Essay/
Neuroscience
How close is too close?

The neuroscience of peripersonal space explores how you create, defend or relax the buffer zone between you and the world

Frédérique de Vignemont & Colin Klein

A drunkard is challenged to walk in a straight line. Detail from Walking the Chalk (1838) by Charles Deas. Courtesy the Museum of Fine Arts, Houston

Essay/
Food and drink
Drunks and democrats

Violent, lively and brash, taverns were everywhere in early colonial America, embodying both its tumult and its promise

Vaughn Scribner

Photo by Wang Zheng/Getty

Essay/
Space exploration
Do we send the goo?

The ability to stir new life into being, all across the Universe, compels us to ask why life matters in the first place

Betül Kaçar

Engineers prepare to enter HAM 6 (left) to install the new septum window between HAM 5 and 6 through which LIGO’s laser beam passes. Staff must wear full bunny suits and goggles to protect their eyes from any stray laser light. The structure visible inside HAM 6 supports the photodetector that ultimately detects gravitational waves.
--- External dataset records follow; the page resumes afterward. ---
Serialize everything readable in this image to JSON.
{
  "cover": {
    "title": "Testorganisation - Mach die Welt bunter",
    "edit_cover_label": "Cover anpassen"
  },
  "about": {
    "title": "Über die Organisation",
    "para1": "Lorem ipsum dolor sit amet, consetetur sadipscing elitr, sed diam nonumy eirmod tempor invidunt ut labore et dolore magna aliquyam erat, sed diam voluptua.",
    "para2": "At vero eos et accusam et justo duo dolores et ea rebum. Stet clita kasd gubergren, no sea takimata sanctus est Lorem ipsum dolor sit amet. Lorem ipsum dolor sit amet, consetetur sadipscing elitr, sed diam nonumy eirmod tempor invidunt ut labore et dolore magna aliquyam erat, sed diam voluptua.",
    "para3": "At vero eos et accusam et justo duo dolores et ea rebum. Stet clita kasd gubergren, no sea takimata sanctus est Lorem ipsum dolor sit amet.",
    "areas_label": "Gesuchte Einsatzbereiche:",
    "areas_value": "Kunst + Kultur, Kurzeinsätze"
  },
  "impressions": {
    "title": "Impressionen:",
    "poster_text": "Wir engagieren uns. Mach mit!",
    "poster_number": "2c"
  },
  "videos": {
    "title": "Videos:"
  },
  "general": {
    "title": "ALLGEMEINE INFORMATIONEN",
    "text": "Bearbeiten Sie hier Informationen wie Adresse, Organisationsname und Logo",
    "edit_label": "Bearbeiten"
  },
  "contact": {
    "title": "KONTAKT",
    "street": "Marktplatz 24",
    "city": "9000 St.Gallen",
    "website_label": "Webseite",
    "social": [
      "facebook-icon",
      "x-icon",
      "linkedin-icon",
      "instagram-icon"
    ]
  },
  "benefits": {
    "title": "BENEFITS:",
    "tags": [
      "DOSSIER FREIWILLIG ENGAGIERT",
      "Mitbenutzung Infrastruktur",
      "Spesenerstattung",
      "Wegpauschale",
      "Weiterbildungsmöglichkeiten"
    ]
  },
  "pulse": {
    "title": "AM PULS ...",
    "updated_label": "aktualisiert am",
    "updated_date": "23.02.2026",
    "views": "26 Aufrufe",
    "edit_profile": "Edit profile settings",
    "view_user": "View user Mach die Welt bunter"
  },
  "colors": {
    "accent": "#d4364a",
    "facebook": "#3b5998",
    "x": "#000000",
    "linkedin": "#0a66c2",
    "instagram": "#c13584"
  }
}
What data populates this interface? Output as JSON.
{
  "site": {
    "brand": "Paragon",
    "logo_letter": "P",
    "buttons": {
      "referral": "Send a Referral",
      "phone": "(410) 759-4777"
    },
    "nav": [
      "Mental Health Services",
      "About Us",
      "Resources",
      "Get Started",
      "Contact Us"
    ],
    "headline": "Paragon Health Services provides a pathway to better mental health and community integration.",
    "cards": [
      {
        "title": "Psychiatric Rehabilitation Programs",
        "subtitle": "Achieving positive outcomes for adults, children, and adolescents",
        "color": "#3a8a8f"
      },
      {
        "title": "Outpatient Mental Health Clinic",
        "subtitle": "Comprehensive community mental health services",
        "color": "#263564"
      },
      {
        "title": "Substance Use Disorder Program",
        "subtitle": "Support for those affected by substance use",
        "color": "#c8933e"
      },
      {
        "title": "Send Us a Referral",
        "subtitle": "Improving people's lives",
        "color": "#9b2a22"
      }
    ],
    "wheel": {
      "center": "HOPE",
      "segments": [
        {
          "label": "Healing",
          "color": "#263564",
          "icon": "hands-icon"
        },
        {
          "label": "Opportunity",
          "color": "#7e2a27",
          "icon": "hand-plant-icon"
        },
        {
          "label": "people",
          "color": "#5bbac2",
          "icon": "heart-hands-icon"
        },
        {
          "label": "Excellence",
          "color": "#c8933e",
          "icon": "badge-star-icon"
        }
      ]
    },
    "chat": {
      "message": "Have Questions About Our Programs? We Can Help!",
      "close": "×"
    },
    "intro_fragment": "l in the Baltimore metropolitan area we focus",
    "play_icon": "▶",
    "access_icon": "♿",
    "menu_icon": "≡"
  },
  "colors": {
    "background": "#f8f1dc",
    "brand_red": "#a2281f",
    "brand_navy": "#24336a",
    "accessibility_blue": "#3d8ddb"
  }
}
Photo courtesy Caltech/MIT/LIGO Lab

Essay/
Philosophy of science
Keep science irrational

Is hard data the only path to scientific truth? That’s an absurd, illogical and profoundly useful fiction

Michael Strevens

The boxer Muhammad Ali with his daughter Laila outside the 5th Street Gym in Miami, 1980. Photo by Brian Morgan/Popperfoto/Getty

Essay/
Family life
The biology of dads

The bodies and brains of fathers, not just mothers, are transformed through the love and labour of raising a child

James K Rilling

Leonard Bernstein (far right) with members of the Ex-Concentration Camp Orchestra on 10 May 1948 in Munich, Germany. Bernstein was on a working tour of Europe when he conducted this small orchestra comprised of Holocaust survivors at a displaced persons camp. Photo courtesy of Sonia Beker, United States Holocaust Memorial Museum

Essay/
Meaning and the good life
Humanity at night

A violinist plays in a concentration camp. A refugee carries a book of poetry. Art sustains us when survival is uncertain

Sarah Fine

Coloured scanning electron micrograph of a macrophage white blood cell (purple) engulfing a tuberculosis (Mycobacterium tuberculosis) bacterium (pink). Photo by Science Photo Library

Essay/
Biology
Life with purpose

Biologists balk at any talk of ‘goals’ or ‘intentions’ – but a bold new research agenda has put agency back on the table

Philip Ball

Franz Brentano c1910, possibly in the garden of his summer house in Schönbühel bei Melk, Austria. Photo courtesy the Brentano Archive at the University of Graz

Essay/
Thinkers and theories
With charisma to spare

Franz Brentano, philosopher and psychologist, was an iconic teacher eclipsed by his students, Freud and Husserl among them

John A Goldsmith

Three-year-old twins Estaban and Salome Hernandez at home with their parents Fabio and Mabel, 15 March 2020. The Hernandez family were awaiting the result of the Washington DC school lottery which determines which school they will attend. Photo by Michael S Williamson/Washington Post/Getty

Essay/
Genetics
The genes we’re dealt

The new field of social genomics can be used by progressives to combat racial inequality or by conservatives to excuse it

Erik Parens